reports we've seen for years: dubbed a 'pre-election report' by
shadow chancellor George Osborne, Alistair Darling's delivery
certainly marked the beginning of a fierce election campaign.
But what will it mean for small businesses? Experts had
predicted the pre-Budget report would contain a raft of measures
which, given the likelihood of the Conservatives coming into power
halfway through next year, were unlikely to come to fruition.
Here's our round-up of the measures announced today:
Darling announced he would bring an end to the extension of the
15% VAT rate announced during this year's Budget, taking it back up
to its original level of 17.5% on January 1. Speculators had warned
he might try to raise it to 19%, but it seems their fears amounted
to nothing. Expect a groans from retailers, though, who will once
again have to scramble to change their pricing in accordance with
the new rate.
Time to pay scheme
Darling said the government's Time to Pay scheme, which allows
business owners to spread their tax payments out, has helped over
160,000 businesses since it was launched in February. He recognised
the need to continue this scheme, saying it would be 'extended for
as long as it is needed'. Good news for those struggling to pay
their tax bills.
Empty property rate relief, which caused controversy last year
when it was scrapped for exactly 12 months and then resurrected
with a higher threshold, has been further extended so commercial
properties with a value of less than £18,000 will be exempt from
empty property rates - which, according to Darling, will be a
saving grace for 70% of businesses. Hmm.
The chancellor chose to delay the rise in corporation tax for
smaller companies, due to take place in April, for a second time.
The rise, from 21%-22%, was first announced in October 2008, but
was put off earlier this year.

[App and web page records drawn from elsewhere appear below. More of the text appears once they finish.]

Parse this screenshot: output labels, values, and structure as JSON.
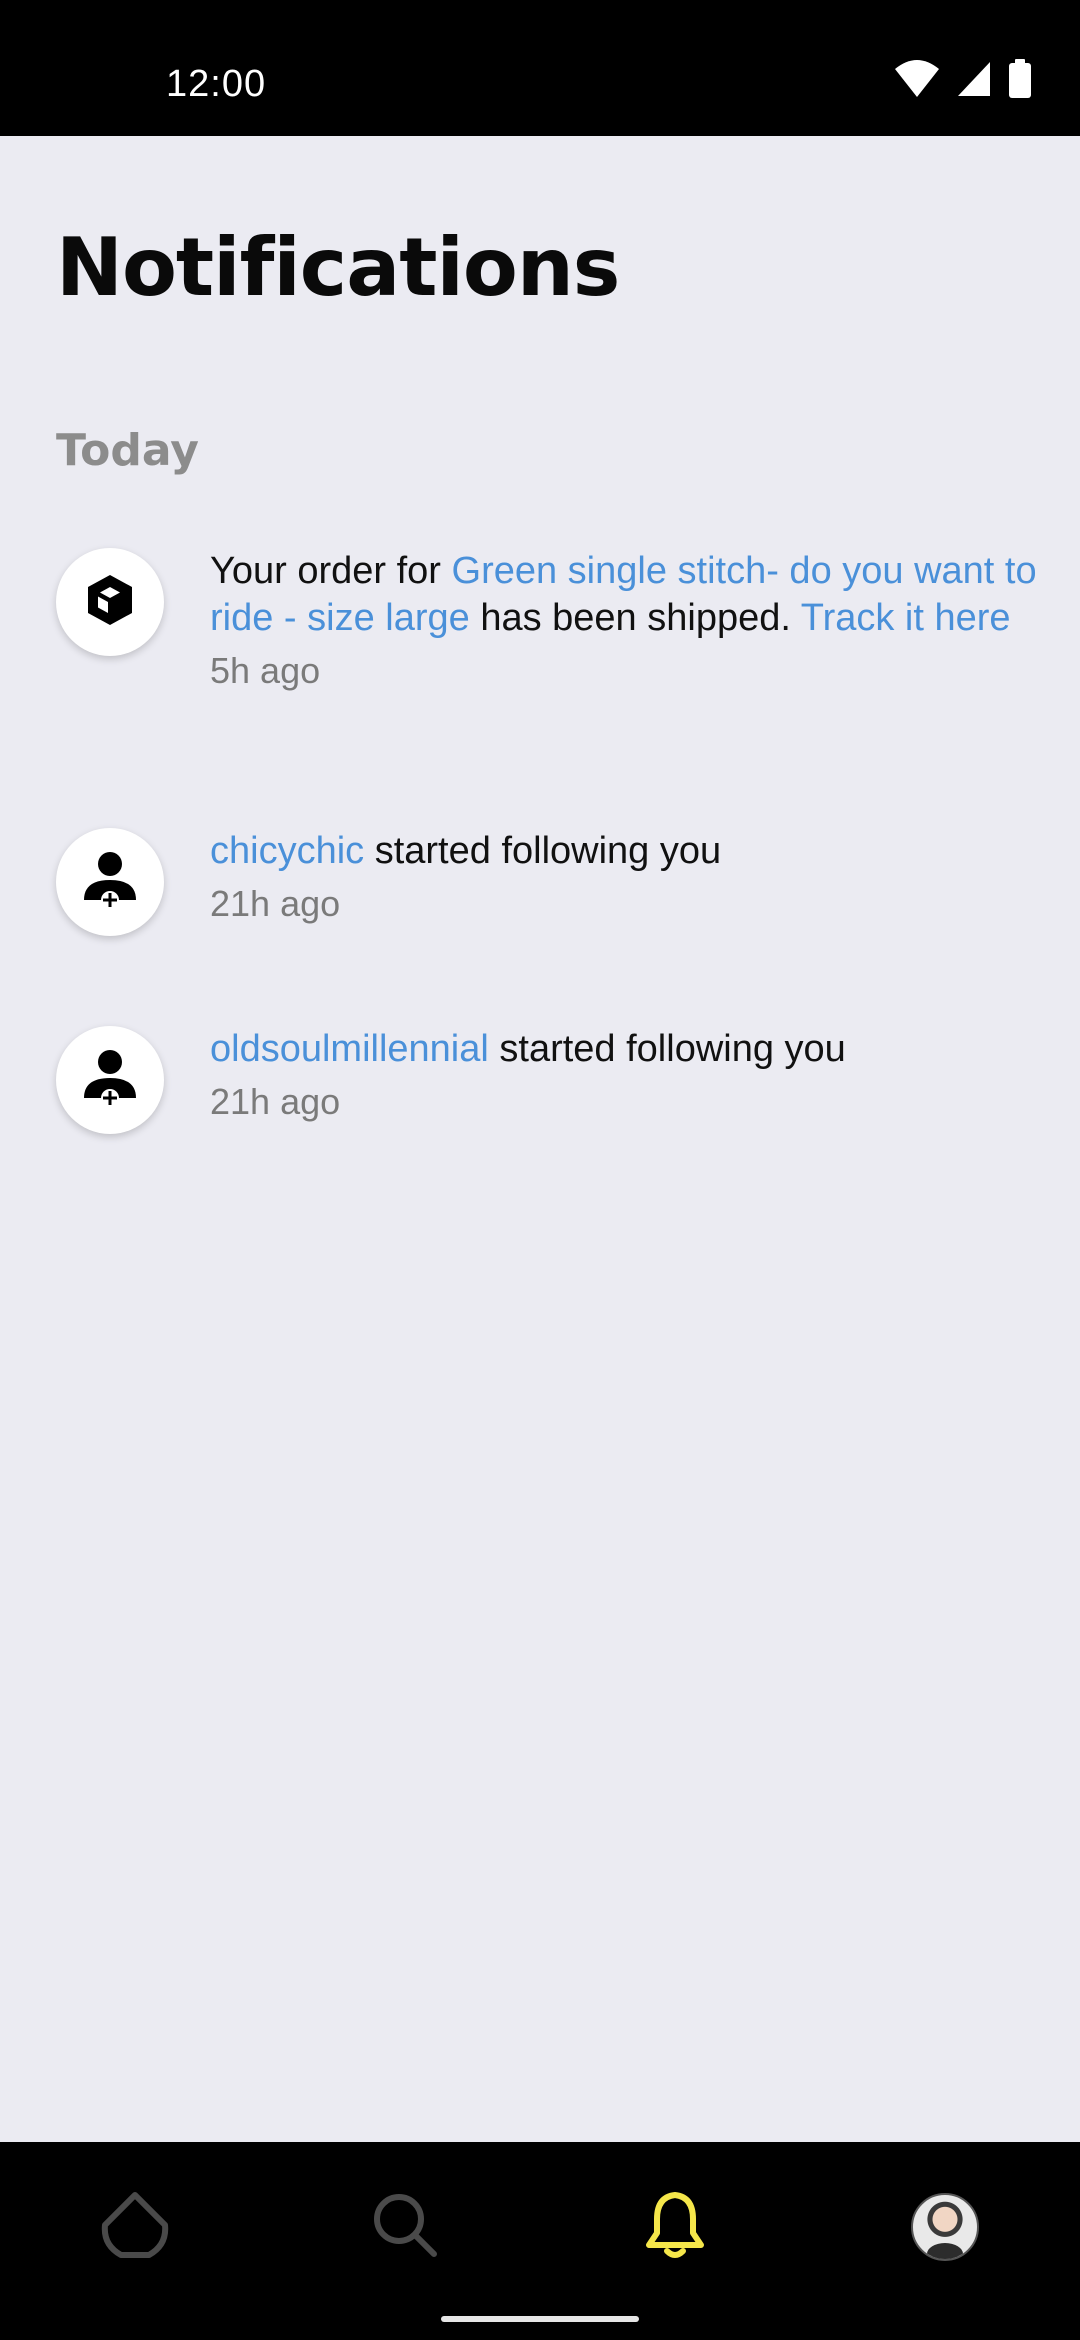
{
  "status_bar": {
    "time": "12:00",
    "icons": [
      "wifi-icon",
      "cellular-signal-icon",
      "battery-icon"
    ]
  },
  "page": {
    "title": "Notifications"
  },
  "sections": [
    {
      "heading": "Today",
      "notifications": [
        {
          "icon": "package-box-icon",
          "text_before": "Your order for ",
          "link_item": "Green single stitch- do you want to ride - size large",
          "text_after": " has been shipped. ",
          "link_track": "Track it here",
          "time": "5h ago"
        },
        {
          "icon": "person-add-icon",
          "link_user": "chicychic",
          "text_after": " started following you",
          "time": "21h ago"
        },
        {
          "icon": "person-add-icon",
          "link_user": "oldsoulmillennial",
          "text_after": " started following you",
          "time": "21h ago"
        }
      ]
    }
  ],
  "bottom_nav": {
    "items": [
      {
        "icon": "home-icon",
        "active": false
      },
      {
        "icon": "search-icon",
        "active": false
      },
      {
        "icon": "bell-icon",
        "active": true
      },
      {
        "icon": "profile-avatar",
        "active": false
      }
    ],
    "colors": {
      "active": "#f5e64a",
      "inactive": "#4a4a4a"
    }
  },
  "colors": {
    "background": "#ebebf2",
    "link": "#4a90d9",
    "muted": "#7a7a7a",
    "heading_muted": "#8c8c8c",
    "bars": "#000000"
  }
}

Darling says the delay will help
850,000 businesses - but according to the Daily Mail, it will also
cost the government £500m.

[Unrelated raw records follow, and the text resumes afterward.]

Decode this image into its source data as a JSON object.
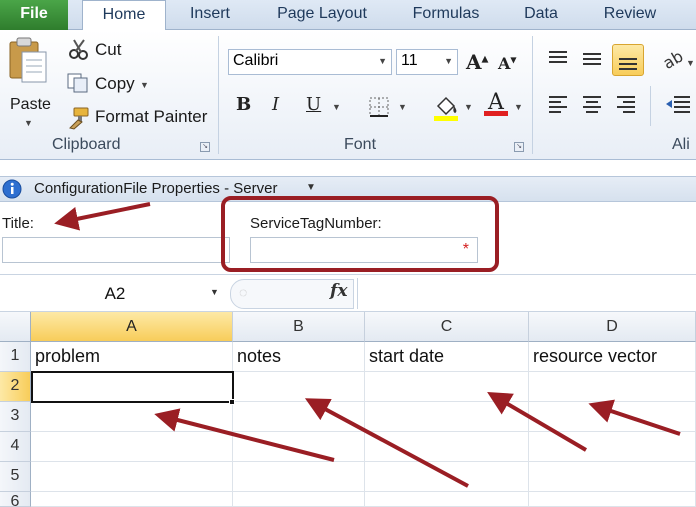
{
  "tabs": [
    "File",
    "Home",
    "Insert",
    "Page Layout",
    "Formulas",
    "Data",
    "Review"
  ],
  "clipboard": {
    "paste": "Paste",
    "cut": "Cut",
    "copy": "Copy",
    "format_painter": "Format Painter",
    "group_label": "Clipboard"
  },
  "font": {
    "family": "Calibri",
    "size": "11",
    "bold": "B",
    "italic": "I",
    "underline": "U",
    "grow": "A",
    "shrink": "A",
    "font_color": "A",
    "group_label": "Font"
  },
  "alignment": {
    "group_label": "Ali"
  },
  "properties": {
    "header": "ConfigurationFile Properties - Server",
    "title_label": "Title:",
    "title_value": "",
    "service_tag_label": "ServiceTagNumber:",
    "service_tag_value": "",
    "required_mark": "*"
  },
  "formula_bar": {
    "name_box": "A2",
    "fx": "fx",
    "content": ""
  },
  "sheet": {
    "columns": [
      "A",
      "B",
      "C",
      "D"
    ],
    "rows": [
      "1",
      "2",
      "3",
      "4",
      "5",
      "6"
    ],
    "row1": [
      "problem",
      "notes",
      "start date",
      "resource vector"
    ]
  },
  "colors": {
    "file_tab": "#2f7d2d",
    "annotation": "#9a1e24",
    "selected_header": "#f8cd5a"
  }
}
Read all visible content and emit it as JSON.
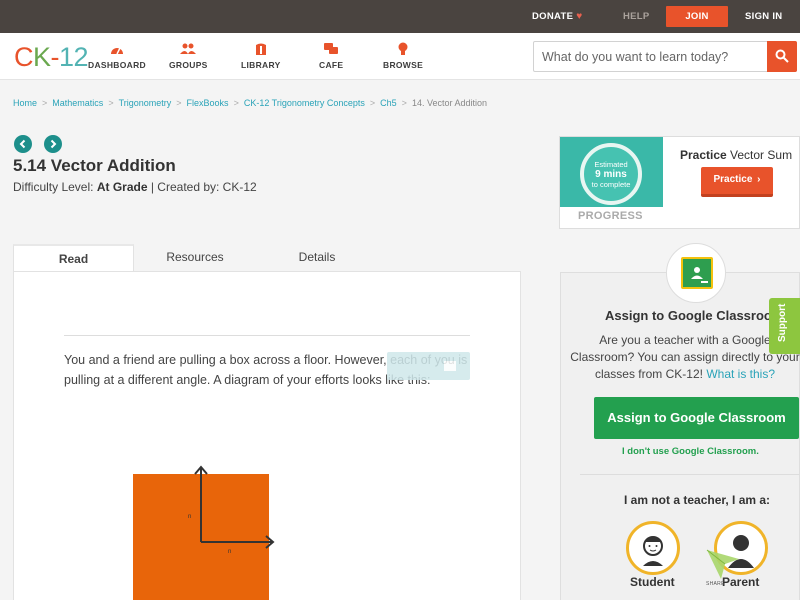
{
  "topbar": {
    "donate": "DONATE",
    "help": "HELP",
    "join": "JOIN",
    "sign_in": "SIGN IN"
  },
  "logo": {
    "c": "C",
    "k": "K",
    "dash": "-",
    "num": "12"
  },
  "nav": {
    "dashboard": "DASHBOARD",
    "groups": "GROUPS",
    "library": "LIBRARY",
    "cafe": "CAFE",
    "browse": "BROWSE"
  },
  "search": {
    "placeholder": "What do you want to learn today?"
  },
  "breadcrumb": {
    "items": [
      "Home",
      "Mathematics",
      "Trigonometry",
      "FlexBooks",
      "CK-12 Trigonometry Concepts",
      "Ch5"
    ],
    "current": "14. Vector Addition"
  },
  "page": {
    "title": "5.14 Vector Addition",
    "difficulty_label": "Difficulty Level:",
    "difficulty_value": "At Grade",
    "created_by": "| Created by: CK-12"
  },
  "practice": {
    "estimated": "Estimated",
    "mins": "9 mins",
    "to_complete": "to complete",
    "progress": "PROGRESS",
    "label_bold": "Practice",
    "label_rest": " Vector Sum",
    "button": "Practice"
  },
  "tabs": {
    "read": "Read",
    "resources": "Resources",
    "details": "Details"
  },
  "content": {
    "paragraph": "You and a friend are pulling a box across a floor. However, each of you is pulling at a different angle. A diagram of your efforts looks like this:",
    "diagram_label_vertical": "n",
    "diagram_label_horizontal": "n"
  },
  "classroom": {
    "title": "Assign to Google Classroom",
    "text_1": "Are you a teacher with a Google Classroom? You can assign directly to your classes from CK-12!",
    "link": "What is this?",
    "button": "Assign to Google Classroom",
    "no_use": "I don't use Google Classroom.",
    "not_teacher": "I am not a teacher, I am a:",
    "student": "Student",
    "parent": "Parent",
    "share": "SHARE"
  },
  "support": "Support",
  "colors": {
    "accent": "#e8532b",
    "teal": "#1d8f8b",
    "link": "#2aa3b8",
    "green": "#23a04f",
    "support": "#8dc63f"
  }
}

Darling was very proud of the UK's employment record, saying
there were just 1.6m claimants - but given that 10% of the
workforce are predicted to be out of work during 2010, he still has
work to do. Nevertheless, the chancellor promised starting next

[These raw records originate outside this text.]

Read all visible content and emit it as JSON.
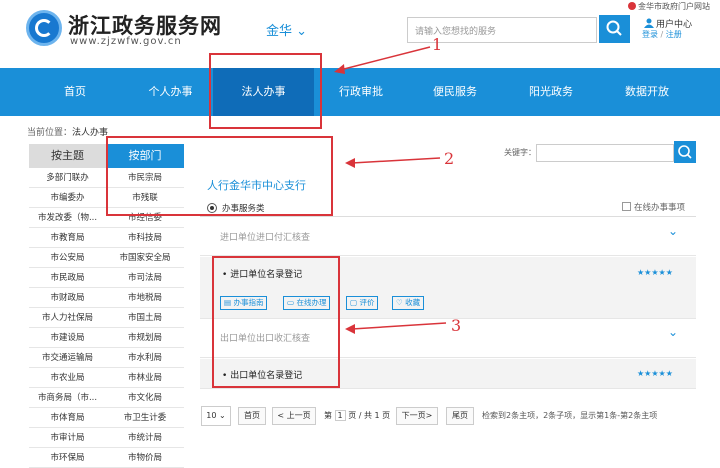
{
  "header": {
    "site_title": "浙江政务服务网",
    "site_url": "www.zjzwfw.gov.cn",
    "city": "金华",
    "city_chevron": "⌄",
    "portal_link": "金华市政府门户网站",
    "search_placeholder": "请输入您想找的服务",
    "user_center": "用户中心",
    "login": "登录",
    "separator": "/",
    "register": "注册"
  },
  "nav": {
    "items": [
      "首页",
      "个人办事",
      "法人办事",
      "行政审批",
      "便民服务",
      "阳光政务",
      "数据开放"
    ],
    "active": "法人办事"
  },
  "breadcrumb": {
    "label": "当前位置：",
    "current": "法人办事"
  },
  "sidebar": {
    "tabs": [
      "按主题",
      "按部门"
    ],
    "active_tab": "按部门",
    "departments": [
      [
        "多部门联办",
        "市民宗局"
      ],
      [
        "市编委办",
        "市残联"
      ],
      [
        "市发改委（物...",
        "市经信委"
      ],
      [
        "市教育局",
        "市科技局"
      ],
      [
        "市公安局",
        "市国家安全局"
      ],
      [
        "市民政局",
        "市司法局"
      ],
      [
        "市财政局",
        "市地税局"
      ],
      [
        "市人力社保局",
        "市国土局"
      ],
      [
        "市建设局",
        "市规划局"
      ],
      [
        "市交通运输局",
        "市水利局"
      ],
      [
        "市农业局",
        "市林业局"
      ],
      [
        "市商务局（市...",
        "市文化局"
      ],
      [
        "市体育局",
        "市卫生计委"
      ],
      [
        "市审计局",
        "市统计局"
      ],
      [
        "市环保局",
        "市物价局"
      ]
    ]
  },
  "main": {
    "keyword_label": "关键字：",
    "org_title": "人行金华市中心支行",
    "category": "办事服务类",
    "online_checkbox_label": "在线办事事项",
    "items": [
      {
        "title": "进口单位进口付汇核查",
        "expanded": false
      },
      {
        "title": "进口单位名录登记",
        "expanded": true,
        "rating": 5
      },
      {
        "title": "出口单位出口收汇核查",
        "expanded": false
      },
      {
        "title": "出口单位名录登记",
        "expanded": true,
        "rating": 5
      }
    ],
    "actions": [
      "办事指南",
      "在线办理",
      "评价",
      "收藏"
    ],
    "star_glyphs": "★★★★★",
    "bullet": "•",
    "chevron": "⌄"
  },
  "pagination": {
    "page_size": "10",
    "size_chevron": "⌄",
    "first": "首页",
    "prev": "< 上一页",
    "page_prefix": "第",
    "current_page": "1",
    "page_suffix": "页 / 共 1 页",
    "next": "下一页>",
    "last": "尾页",
    "summary": "检索到2条主项，2条子项，显示第1条-第2条主项"
  },
  "annotations": {
    "labels": [
      "1",
      "2",
      "3"
    ],
    "color": "#d9343a"
  },
  "colors": {
    "accent": "#1a8fd8",
    "nav_active": "#0f6cb8",
    "annotation": "#d9343a"
  }
}
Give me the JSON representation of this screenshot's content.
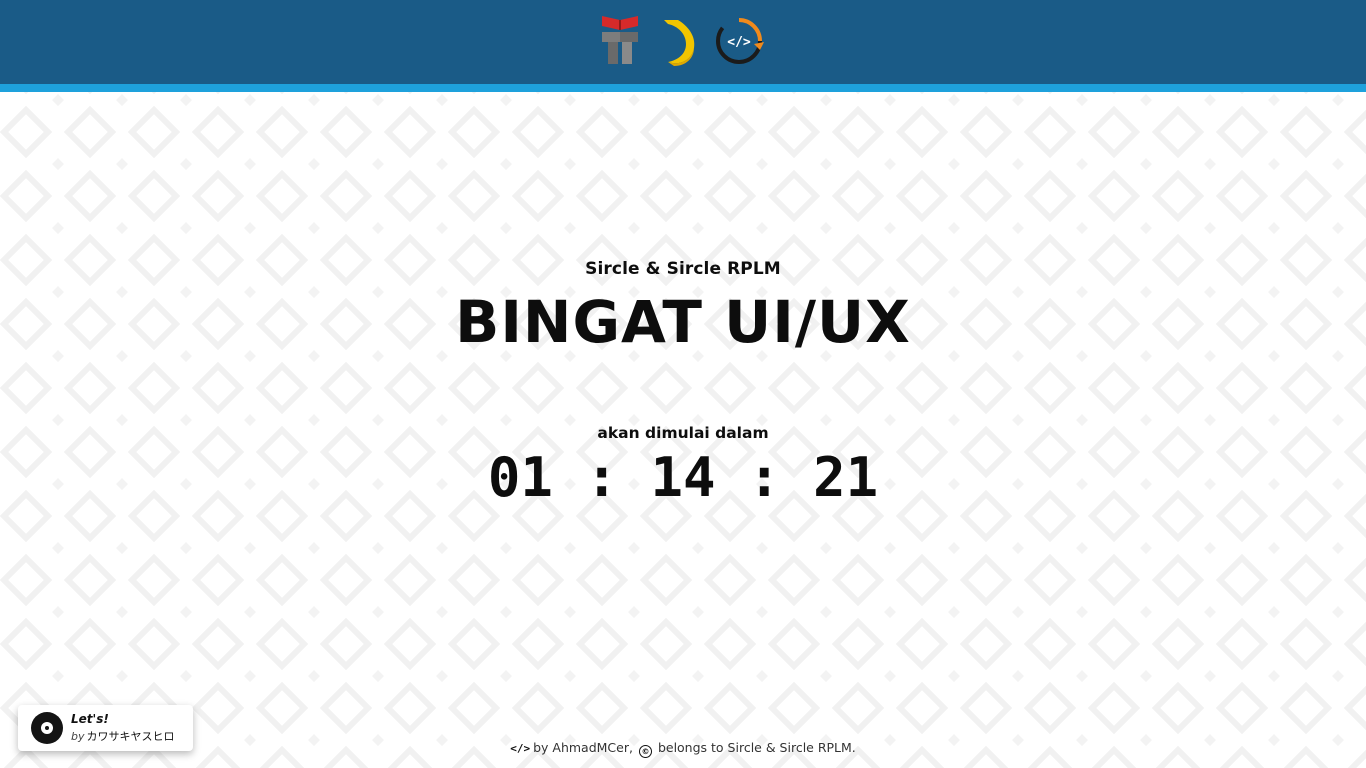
{
  "header": {
    "logos": [
      "kemdikbud-logo",
      "moon-crescent-logo",
      "code-cycle-logo"
    ],
    "colors": {
      "bar": "#1a5b87",
      "stripe": "#1ea1dc"
    }
  },
  "event": {
    "organizer": "Sircle & Sircle RPLM",
    "title": "BINGAT UI/UX",
    "starts_label": "akan dimulai dalam"
  },
  "countdown": {
    "hours": "01",
    "separator": ":",
    "minutes": "14",
    "seconds": "21"
  },
  "footer": {
    "code_icon": "</>",
    "by_text": "by AhmadMCer,",
    "copyright_icon": "©",
    "belongs_text": "belongs to Sircle & Sircle RPLM."
  },
  "music": {
    "title": "Let's!",
    "by_label": "by",
    "artist": "カワサキヤスヒロ",
    "icon": "vinyl-disc-icon"
  }
}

month, 18-24-year-olds will have guaranteed work or training after
12 months out of work, while over-50s will receive 'specialist and
A half-percent hike on National Insurance contributions for
those earning more than £20,000 was also put forward. This has
outraged small business owners. Bulldog's Rhodri Ferrier
called it a 'real blow'. "This will be a major tax on jobs just as
the economy is predicted to grow," he said.
Darling announced a variety of investment funds, including £30m
to help industrial businesses in Teeside, a £500m Growth Capital
fund to 'invest specifically in small business' and the extension
of the Enterprise Finance Guarantee (EFG), which will guarantee
£500m worth of loans to businesses on top of the £1bn already
offered this year.
Plans to fund clean technology were also announced: £160m
towards the innovation investment fund and the Carbon Trust's VC
scheme, as well as £90m towards the European Investment Bank's 2020
fund, which finances green infrastructure projects.
So there we go, mixed news from Westminster. The battle lines,
though, have just been drawn. Expect things to hot up over the next
Full details can be found